(Data records for software interfaces)

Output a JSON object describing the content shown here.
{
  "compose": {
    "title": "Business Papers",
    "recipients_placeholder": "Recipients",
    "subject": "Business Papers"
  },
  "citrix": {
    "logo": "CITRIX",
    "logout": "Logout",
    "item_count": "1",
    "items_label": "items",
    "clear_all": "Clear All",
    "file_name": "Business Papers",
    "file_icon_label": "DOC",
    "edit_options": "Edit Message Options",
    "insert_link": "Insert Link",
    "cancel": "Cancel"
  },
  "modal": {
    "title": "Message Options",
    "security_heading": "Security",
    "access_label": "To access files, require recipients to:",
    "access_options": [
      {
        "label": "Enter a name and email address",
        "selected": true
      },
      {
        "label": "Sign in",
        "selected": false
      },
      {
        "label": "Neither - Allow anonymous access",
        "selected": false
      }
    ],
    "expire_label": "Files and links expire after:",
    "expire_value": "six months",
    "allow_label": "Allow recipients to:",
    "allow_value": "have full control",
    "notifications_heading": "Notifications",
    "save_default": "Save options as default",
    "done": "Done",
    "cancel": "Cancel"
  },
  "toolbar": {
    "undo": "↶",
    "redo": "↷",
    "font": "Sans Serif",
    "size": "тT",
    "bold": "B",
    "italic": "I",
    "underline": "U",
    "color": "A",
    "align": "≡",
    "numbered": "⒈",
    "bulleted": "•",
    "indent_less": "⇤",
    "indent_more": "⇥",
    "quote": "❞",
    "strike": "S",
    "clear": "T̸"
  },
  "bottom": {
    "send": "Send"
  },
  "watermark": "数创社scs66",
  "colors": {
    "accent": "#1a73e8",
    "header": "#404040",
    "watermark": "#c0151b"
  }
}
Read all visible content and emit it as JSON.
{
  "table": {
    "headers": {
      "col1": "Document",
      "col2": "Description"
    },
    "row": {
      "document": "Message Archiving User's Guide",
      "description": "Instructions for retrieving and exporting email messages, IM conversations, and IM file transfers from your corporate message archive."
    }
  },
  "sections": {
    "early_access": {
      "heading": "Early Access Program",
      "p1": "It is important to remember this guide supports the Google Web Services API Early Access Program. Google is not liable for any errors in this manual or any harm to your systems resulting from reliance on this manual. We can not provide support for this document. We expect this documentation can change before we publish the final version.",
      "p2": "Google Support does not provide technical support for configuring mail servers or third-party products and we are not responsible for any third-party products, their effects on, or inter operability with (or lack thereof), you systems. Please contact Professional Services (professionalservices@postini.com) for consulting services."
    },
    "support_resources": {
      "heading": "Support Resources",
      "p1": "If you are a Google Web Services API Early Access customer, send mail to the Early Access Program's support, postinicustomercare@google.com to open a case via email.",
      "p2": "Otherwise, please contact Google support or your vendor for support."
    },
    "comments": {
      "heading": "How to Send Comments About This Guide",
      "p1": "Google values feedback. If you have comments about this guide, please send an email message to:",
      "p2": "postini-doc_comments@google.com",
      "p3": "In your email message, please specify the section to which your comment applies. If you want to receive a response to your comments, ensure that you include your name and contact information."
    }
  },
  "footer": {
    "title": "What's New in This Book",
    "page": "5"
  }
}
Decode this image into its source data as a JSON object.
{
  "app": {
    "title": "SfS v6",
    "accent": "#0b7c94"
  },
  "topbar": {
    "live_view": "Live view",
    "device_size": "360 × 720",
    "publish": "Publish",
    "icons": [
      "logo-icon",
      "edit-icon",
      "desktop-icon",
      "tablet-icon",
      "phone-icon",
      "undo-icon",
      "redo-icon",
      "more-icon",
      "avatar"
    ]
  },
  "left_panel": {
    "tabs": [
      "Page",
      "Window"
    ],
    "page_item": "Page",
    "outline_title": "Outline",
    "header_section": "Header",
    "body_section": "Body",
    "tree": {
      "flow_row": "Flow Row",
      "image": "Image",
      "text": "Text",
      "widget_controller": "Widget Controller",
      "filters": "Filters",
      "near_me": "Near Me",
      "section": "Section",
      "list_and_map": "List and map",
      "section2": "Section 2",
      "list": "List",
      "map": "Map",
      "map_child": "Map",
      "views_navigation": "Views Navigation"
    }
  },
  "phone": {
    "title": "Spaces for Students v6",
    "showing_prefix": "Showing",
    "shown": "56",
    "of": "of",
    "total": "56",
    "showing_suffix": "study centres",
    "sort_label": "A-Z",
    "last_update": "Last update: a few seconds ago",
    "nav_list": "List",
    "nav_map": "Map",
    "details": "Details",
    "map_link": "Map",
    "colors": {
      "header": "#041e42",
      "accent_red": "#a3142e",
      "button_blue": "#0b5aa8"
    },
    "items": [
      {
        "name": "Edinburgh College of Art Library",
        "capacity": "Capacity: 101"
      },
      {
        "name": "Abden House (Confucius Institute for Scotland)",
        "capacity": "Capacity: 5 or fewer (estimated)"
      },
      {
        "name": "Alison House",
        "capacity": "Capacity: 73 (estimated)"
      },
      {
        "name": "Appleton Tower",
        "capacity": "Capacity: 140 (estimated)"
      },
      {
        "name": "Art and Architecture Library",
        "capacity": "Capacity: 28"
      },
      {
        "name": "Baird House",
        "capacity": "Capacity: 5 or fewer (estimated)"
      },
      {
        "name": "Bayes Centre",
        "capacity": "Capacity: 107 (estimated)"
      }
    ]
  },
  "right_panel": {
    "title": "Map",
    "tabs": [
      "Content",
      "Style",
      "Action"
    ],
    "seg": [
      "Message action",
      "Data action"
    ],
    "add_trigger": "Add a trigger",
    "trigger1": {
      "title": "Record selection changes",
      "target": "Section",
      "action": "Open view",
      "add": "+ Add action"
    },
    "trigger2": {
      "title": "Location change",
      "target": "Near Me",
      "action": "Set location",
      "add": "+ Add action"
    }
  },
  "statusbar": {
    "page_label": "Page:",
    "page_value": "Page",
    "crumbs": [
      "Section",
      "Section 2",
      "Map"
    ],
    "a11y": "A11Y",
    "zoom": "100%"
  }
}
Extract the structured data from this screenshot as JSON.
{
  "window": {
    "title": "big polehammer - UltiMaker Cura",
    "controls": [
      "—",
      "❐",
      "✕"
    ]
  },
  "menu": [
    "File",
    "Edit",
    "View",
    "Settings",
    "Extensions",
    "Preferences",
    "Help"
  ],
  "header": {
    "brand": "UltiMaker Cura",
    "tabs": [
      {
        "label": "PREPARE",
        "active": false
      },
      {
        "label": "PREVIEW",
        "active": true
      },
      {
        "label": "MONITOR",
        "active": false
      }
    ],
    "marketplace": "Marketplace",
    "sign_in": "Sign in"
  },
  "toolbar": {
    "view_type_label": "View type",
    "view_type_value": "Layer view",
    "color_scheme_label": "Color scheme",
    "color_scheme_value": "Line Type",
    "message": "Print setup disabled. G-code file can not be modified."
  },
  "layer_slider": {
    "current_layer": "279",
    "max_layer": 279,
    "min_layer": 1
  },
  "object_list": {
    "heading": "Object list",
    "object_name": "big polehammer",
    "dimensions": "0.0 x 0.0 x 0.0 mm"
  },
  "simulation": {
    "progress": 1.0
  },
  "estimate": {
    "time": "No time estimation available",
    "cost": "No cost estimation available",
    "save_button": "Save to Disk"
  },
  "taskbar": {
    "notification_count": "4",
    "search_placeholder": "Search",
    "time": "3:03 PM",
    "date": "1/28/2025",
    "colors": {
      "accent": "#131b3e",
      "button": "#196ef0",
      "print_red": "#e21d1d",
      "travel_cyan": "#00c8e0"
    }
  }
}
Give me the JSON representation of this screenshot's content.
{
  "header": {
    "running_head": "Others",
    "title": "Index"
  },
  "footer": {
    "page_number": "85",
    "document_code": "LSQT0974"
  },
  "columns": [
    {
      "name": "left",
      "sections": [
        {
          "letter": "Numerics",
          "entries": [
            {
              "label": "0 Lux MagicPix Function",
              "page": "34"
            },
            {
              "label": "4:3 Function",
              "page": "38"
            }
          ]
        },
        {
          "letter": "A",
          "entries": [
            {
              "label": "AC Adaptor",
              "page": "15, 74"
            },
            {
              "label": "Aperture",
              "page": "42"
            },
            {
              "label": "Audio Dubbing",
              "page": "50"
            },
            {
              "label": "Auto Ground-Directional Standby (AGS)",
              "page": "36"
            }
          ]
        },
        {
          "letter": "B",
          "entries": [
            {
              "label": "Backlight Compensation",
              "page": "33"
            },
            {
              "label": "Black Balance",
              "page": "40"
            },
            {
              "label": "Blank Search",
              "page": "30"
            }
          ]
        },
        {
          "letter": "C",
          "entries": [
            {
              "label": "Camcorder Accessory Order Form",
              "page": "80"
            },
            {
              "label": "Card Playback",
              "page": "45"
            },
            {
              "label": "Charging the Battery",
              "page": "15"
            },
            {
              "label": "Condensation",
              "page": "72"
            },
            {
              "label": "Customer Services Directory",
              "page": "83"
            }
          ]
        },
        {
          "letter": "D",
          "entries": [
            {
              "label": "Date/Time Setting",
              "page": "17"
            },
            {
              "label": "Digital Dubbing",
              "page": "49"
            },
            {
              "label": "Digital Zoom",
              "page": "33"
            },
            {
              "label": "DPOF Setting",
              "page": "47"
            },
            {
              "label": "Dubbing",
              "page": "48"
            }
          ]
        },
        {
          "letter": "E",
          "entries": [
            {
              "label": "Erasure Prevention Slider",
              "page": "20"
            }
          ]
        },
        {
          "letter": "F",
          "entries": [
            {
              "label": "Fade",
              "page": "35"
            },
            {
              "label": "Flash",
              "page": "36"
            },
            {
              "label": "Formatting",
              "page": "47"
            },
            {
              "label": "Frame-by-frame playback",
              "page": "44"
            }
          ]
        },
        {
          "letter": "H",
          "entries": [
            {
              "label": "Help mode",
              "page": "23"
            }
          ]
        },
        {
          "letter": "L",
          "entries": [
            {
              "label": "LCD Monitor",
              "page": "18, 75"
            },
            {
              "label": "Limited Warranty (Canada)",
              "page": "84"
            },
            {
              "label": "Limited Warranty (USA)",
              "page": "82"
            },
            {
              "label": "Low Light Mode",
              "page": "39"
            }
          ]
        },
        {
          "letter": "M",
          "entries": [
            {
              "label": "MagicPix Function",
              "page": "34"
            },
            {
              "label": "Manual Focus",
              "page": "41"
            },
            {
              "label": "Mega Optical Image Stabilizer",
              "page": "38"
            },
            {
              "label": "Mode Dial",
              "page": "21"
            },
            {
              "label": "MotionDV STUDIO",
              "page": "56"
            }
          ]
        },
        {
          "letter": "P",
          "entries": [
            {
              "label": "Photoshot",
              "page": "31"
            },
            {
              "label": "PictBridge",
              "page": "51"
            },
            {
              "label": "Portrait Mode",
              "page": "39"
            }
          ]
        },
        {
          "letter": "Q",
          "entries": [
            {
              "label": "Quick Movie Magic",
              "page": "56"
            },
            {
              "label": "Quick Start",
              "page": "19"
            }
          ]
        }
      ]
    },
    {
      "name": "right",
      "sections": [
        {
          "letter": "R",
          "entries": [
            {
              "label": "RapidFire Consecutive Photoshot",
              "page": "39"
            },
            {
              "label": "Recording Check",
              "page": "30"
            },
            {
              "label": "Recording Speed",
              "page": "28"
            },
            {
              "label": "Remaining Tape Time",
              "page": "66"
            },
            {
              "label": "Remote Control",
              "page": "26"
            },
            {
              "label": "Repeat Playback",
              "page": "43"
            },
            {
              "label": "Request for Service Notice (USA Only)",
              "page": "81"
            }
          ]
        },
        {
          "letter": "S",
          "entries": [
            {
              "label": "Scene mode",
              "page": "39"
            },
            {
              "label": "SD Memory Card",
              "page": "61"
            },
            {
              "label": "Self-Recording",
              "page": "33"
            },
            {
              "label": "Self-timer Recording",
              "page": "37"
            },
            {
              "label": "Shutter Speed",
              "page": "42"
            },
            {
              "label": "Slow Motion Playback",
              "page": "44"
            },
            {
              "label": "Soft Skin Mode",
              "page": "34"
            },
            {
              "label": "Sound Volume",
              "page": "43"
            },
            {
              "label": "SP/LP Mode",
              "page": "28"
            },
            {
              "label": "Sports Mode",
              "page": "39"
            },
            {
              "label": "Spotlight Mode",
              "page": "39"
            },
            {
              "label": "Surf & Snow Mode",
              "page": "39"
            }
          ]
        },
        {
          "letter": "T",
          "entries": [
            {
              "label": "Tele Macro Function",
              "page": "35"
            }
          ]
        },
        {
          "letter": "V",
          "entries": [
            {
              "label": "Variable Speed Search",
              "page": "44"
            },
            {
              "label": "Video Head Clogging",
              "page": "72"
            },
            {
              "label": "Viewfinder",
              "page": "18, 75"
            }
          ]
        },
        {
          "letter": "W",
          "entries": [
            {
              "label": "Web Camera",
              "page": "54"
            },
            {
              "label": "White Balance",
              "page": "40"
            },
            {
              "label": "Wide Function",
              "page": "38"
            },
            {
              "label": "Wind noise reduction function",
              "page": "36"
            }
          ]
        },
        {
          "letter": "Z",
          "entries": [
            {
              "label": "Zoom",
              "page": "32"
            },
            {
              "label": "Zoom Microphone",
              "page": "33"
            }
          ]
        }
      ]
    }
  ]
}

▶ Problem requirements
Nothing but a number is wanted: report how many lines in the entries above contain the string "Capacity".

▶ Your solution
7